TASK DATA:
▬▬▬▬▬▬▬▬▬▬
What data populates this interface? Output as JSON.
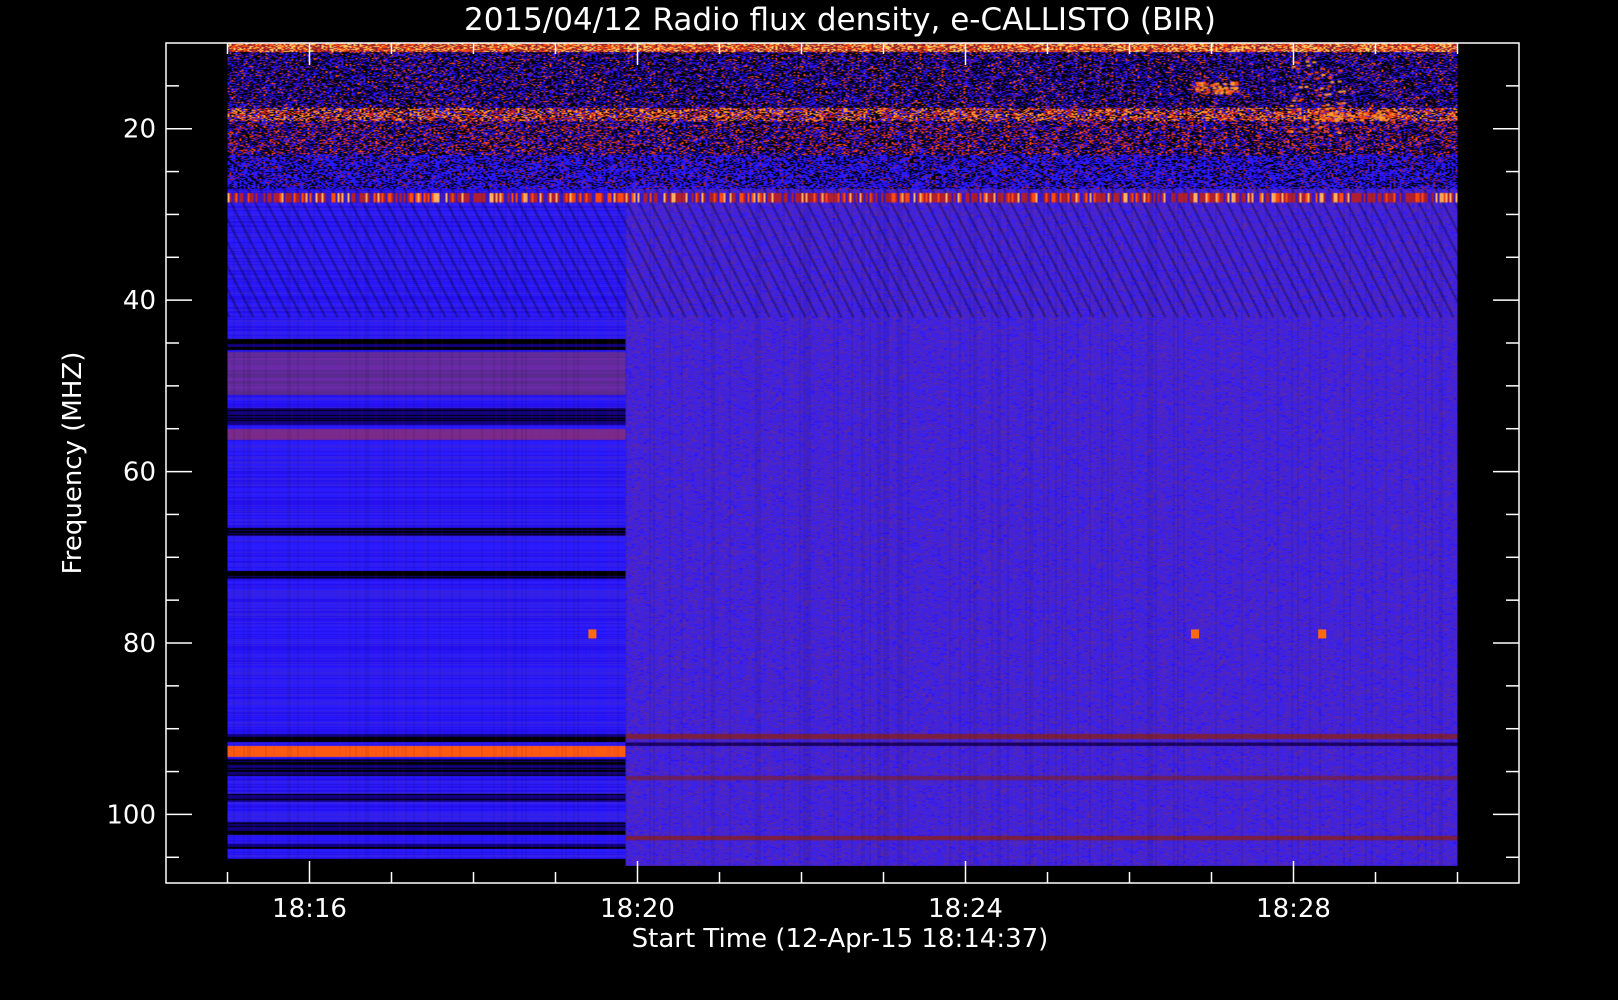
{
  "chart_data": {
    "type": "heatmap",
    "title": "2015/04/12  Radio flux density, e-CALLISTO (BIR)",
    "xlabel": "Start Time (12-Apr-15 18:14:37)",
    "ylabel": "Frequency (MHZ)",
    "x_ticks": [
      "18:16",
      "18:20",
      "18:24",
      "18:28"
    ],
    "x_tick_minutes": [
      16,
      20,
      24,
      28
    ],
    "x_range_minutes": [
      14.25,
      30.75
    ],
    "data_time_range_minutes": [
      15,
      30
    ],
    "y_ticks": [
      20,
      40,
      60,
      80,
      100
    ],
    "y_minor_ticks": [
      15,
      25,
      30,
      35,
      45,
      50,
      55,
      65,
      70,
      75,
      85,
      90,
      95,
      105
    ],
    "y_range": [
      10,
      108
    ],
    "y_inverted": true,
    "data_freq_range_mhz": [
      10,
      106
    ],
    "segment_break_minute": 19.85,
    "grid": false,
    "colormap": [
      "#000000",
      "#1a00a0",
      "#2a1bff",
      "#6a2aa8",
      "#b01f30",
      "#ff4a10",
      "#ff9a30",
      "#ffd060"
    ],
    "features": [
      {
        "label": "rfi-band-top",
        "freq_range": [
          10,
          27
        ]
      },
      {
        "label": "rfi-line",
        "freq": 28
      },
      {
        "label": "bright-line",
        "freq": 92.5,
        "time_range": [
          15,
          19.85
        ]
      },
      {
        "label": "spot",
        "freq": 79,
        "time": 19.45
      },
      {
        "label": "spot",
        "freq": 79,
        "time": 26.8
      },
      {
        "label": "spot",
        "freq": 79,
        "time": 28.35
      }
    ]
  }
}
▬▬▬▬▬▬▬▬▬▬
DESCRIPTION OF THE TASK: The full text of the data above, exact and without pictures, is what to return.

RESULT FOR THIS EXERCISE:
What data populates this interface? Output as JSON.
{
  "chart_data": {
    "type": "heatmap",
    "title": "2015/04/12  Radio flux density, e-CALLISTO (BIR)",
    "xlabel": "Start Time (12-Apr-15 18:14:37)",
    "ylabel": "Frequency (MHZ)",
    "x_ticks": [
      "18:16",
      "18:20",
      "18:24",
      "18:28"
    ],
    "x_tick_minutes": [
      16,
      20,
      24,
      28
    ],
    "x_range_minutes": [
      14.25,
      30.75
    ],
    "data_time_range_minutes": [
      15,
      30
    ],
    "y_ticks": [
      20,
      40,
      60,
      80,
      100
    ],
    "y_minor_ticks": [
      15,
      25,
      30,
      35,
      45,
      50,
      55,
      65,
      70,
      75,
      85,
      90,
      95,
      105
    ],
    "y_range": [
      10,
      108
    ],
    "y_inverted": true,
    "data_freq_range_mhz": [
      10,
      106
    ],
    "segment_break_minute": 19.85,
    "grid": false,
    "colormap": [
      "#000000",
      "#1a00a0",
      "#2a1bff",
      "#6a2aa8",
      "#b01f30",
      "#ff4a10",
      "#ff9a30",
      "#ffd060"
    ],
    "features": [
      {
        "label": "rfi-band-top",
        "freq_range": [
          10,
          27
        ]
      },
      {
        "label": "rfi-line",
        "freq": 28
      },
      {
        "label": "bright-line",
        "freq": 92.5,
        "time_range": [
          15,
          19.85
        ]
      },
      {
        "label": "spot",
        "freq": 79,
        "time": 19.45
      },
      {
        "label": "spot",
        "freq": 79,
        "time": 26.8
      },
      {
        "label": "spot",
        "freq": 79,
        "time": 28.35
      }
    ]
  }
}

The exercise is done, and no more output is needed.